▶ _Task statement_
Where in the data below does the word "author" appear? Copy every line that has it.

▶ _Provided material_
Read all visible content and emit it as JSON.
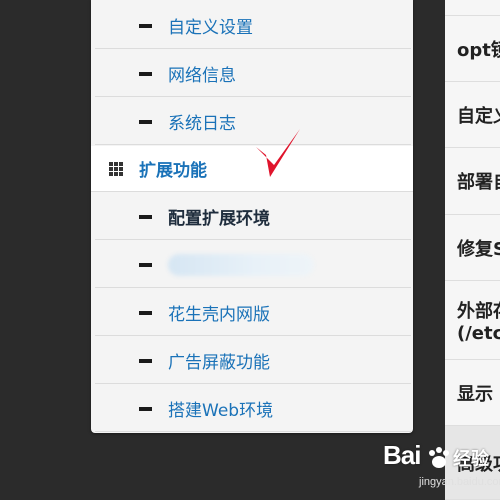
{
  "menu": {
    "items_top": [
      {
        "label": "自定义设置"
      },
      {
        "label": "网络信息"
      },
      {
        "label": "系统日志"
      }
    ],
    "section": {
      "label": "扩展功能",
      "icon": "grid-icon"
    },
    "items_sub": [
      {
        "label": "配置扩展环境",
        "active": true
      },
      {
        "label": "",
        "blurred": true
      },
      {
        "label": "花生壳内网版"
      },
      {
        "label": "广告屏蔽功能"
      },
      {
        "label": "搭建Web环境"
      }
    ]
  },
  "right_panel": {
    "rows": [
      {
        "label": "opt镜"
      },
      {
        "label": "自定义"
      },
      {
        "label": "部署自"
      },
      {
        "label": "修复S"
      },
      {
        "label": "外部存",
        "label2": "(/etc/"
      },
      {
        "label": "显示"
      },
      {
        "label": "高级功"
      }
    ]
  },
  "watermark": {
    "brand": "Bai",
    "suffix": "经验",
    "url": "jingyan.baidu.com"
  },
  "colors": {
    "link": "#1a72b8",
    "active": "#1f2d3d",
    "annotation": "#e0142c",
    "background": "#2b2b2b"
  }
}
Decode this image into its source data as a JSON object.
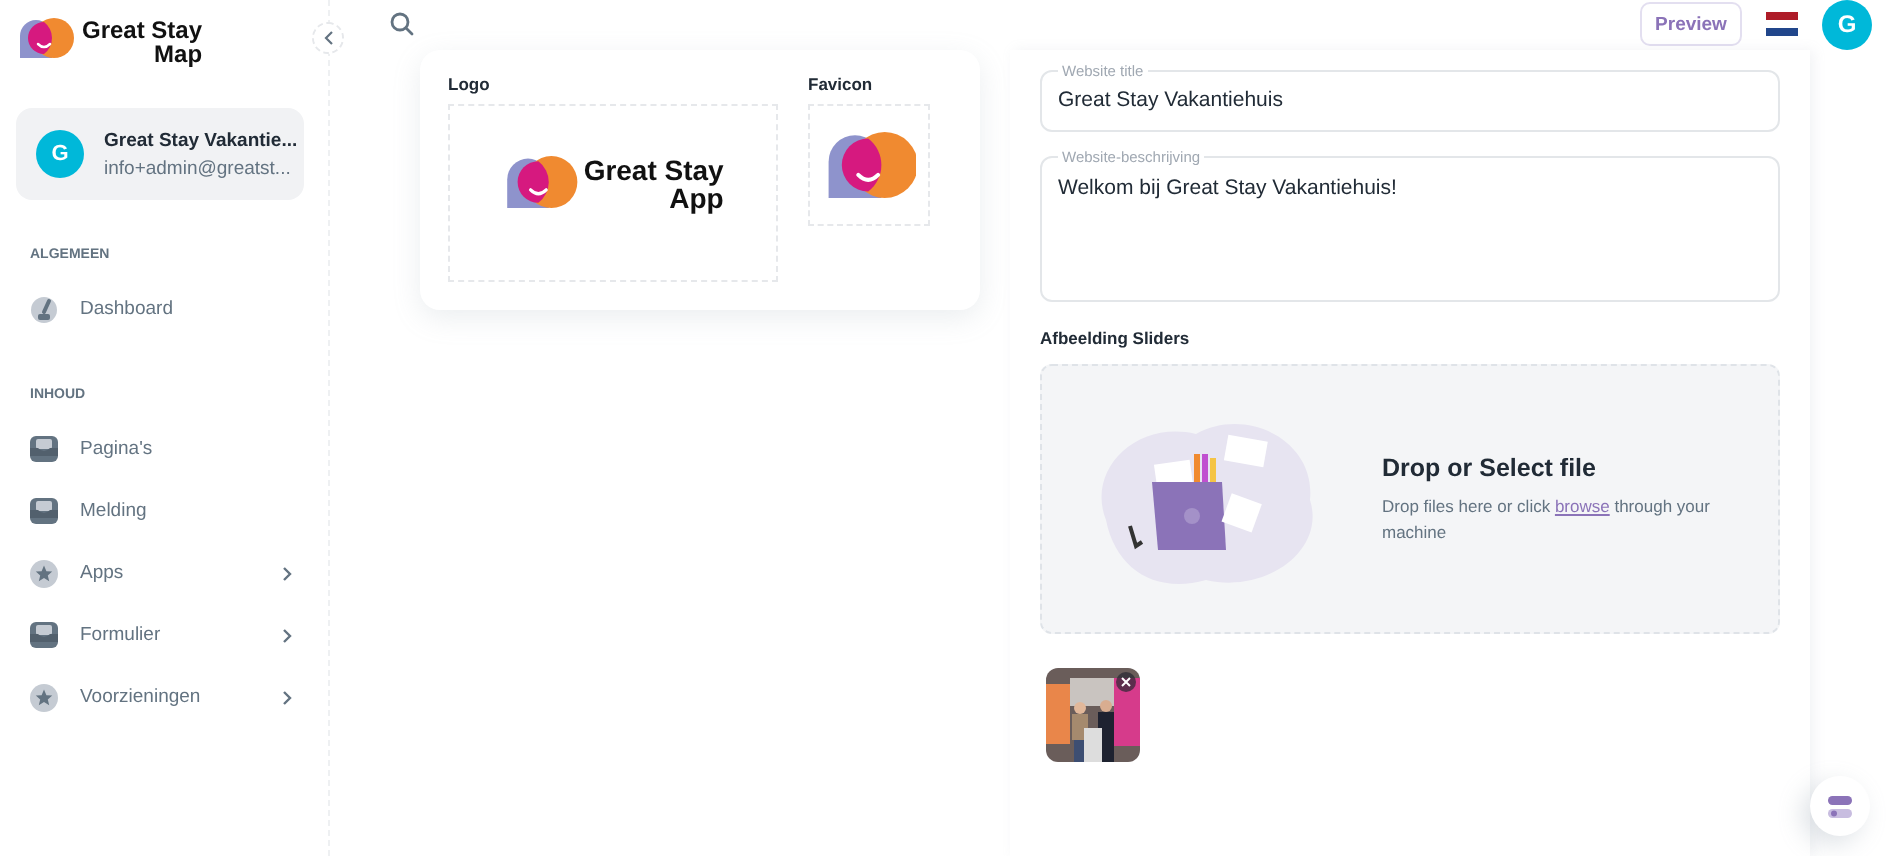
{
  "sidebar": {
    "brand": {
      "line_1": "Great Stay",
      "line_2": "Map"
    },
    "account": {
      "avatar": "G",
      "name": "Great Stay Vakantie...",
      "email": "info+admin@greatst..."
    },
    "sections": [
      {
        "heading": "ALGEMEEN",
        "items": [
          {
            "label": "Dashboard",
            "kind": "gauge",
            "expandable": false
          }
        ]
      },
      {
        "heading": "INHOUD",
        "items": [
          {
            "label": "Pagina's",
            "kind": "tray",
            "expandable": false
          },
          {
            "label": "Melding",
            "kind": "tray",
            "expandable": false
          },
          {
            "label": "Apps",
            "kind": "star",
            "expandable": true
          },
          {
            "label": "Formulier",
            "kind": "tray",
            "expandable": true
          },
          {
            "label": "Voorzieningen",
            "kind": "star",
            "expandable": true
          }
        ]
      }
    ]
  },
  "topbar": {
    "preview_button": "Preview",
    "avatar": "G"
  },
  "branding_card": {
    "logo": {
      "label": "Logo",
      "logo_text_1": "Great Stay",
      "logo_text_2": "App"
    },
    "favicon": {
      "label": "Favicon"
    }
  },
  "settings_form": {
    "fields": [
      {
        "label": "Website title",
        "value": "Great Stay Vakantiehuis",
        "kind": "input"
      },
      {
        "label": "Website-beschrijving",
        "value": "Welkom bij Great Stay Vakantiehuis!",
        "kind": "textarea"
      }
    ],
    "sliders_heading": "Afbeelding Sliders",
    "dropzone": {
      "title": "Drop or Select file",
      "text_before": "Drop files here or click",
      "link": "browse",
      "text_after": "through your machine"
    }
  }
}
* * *
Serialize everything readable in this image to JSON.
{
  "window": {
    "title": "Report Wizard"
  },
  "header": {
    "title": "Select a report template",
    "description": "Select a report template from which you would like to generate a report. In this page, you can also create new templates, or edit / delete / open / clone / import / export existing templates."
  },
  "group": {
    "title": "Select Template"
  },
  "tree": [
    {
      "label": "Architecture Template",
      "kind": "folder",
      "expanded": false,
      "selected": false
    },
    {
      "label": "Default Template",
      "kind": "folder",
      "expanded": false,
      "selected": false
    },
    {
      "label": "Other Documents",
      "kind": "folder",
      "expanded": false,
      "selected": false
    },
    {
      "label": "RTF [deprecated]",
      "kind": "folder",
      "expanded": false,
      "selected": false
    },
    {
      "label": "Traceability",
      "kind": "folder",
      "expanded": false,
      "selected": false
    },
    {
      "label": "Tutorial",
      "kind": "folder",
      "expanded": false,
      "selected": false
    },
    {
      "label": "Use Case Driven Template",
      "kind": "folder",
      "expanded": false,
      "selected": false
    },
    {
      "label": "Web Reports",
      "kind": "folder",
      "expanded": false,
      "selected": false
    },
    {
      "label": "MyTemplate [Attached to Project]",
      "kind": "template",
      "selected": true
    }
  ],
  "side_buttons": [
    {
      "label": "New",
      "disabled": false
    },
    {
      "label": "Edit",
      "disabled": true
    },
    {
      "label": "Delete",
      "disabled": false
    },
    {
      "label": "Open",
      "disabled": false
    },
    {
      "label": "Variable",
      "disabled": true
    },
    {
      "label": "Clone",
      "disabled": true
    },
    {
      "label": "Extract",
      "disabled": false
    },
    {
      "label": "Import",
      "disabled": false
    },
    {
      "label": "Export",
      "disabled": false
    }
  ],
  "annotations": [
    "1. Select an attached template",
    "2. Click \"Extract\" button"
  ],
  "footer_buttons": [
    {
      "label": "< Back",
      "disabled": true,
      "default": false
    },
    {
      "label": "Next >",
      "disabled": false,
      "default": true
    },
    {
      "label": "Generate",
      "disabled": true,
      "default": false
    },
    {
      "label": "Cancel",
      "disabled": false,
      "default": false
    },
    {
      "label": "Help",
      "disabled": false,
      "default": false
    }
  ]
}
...
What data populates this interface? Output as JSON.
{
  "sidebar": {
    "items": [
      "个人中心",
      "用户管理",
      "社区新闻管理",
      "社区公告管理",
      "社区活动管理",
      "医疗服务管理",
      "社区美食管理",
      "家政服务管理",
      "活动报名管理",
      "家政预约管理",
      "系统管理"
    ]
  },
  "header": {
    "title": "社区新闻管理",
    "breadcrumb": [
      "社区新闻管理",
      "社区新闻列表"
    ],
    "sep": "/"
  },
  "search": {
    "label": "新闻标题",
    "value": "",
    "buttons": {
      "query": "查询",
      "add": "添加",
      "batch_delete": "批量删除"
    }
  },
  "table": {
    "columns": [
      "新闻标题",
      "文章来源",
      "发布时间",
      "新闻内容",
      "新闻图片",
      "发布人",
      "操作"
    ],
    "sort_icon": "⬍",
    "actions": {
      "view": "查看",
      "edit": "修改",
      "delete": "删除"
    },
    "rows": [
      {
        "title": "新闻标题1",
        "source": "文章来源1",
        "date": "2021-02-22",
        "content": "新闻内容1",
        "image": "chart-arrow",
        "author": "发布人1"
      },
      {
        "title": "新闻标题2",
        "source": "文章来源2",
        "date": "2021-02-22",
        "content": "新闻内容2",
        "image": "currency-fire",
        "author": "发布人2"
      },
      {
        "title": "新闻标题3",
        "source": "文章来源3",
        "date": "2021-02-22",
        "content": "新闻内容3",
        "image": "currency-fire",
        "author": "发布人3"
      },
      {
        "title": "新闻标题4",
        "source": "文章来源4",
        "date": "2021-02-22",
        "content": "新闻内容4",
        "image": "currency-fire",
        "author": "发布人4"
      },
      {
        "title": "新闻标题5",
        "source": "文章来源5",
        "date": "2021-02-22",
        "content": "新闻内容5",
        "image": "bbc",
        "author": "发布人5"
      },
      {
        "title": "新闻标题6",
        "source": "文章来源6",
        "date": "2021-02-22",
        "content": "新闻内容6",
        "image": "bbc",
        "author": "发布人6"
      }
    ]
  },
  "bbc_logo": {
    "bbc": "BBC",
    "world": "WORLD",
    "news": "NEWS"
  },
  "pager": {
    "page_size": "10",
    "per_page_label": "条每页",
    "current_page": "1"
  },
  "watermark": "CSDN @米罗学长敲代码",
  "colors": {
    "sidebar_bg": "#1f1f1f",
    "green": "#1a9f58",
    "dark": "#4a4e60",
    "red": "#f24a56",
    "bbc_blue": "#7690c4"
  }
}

▶ _Exercise result_
        "author": "发布人1"
        "author": "发布人2"
        "author": "发布人3"
        "author": "发布人4"
        "author": "发布人5"
        "author": "发布人6"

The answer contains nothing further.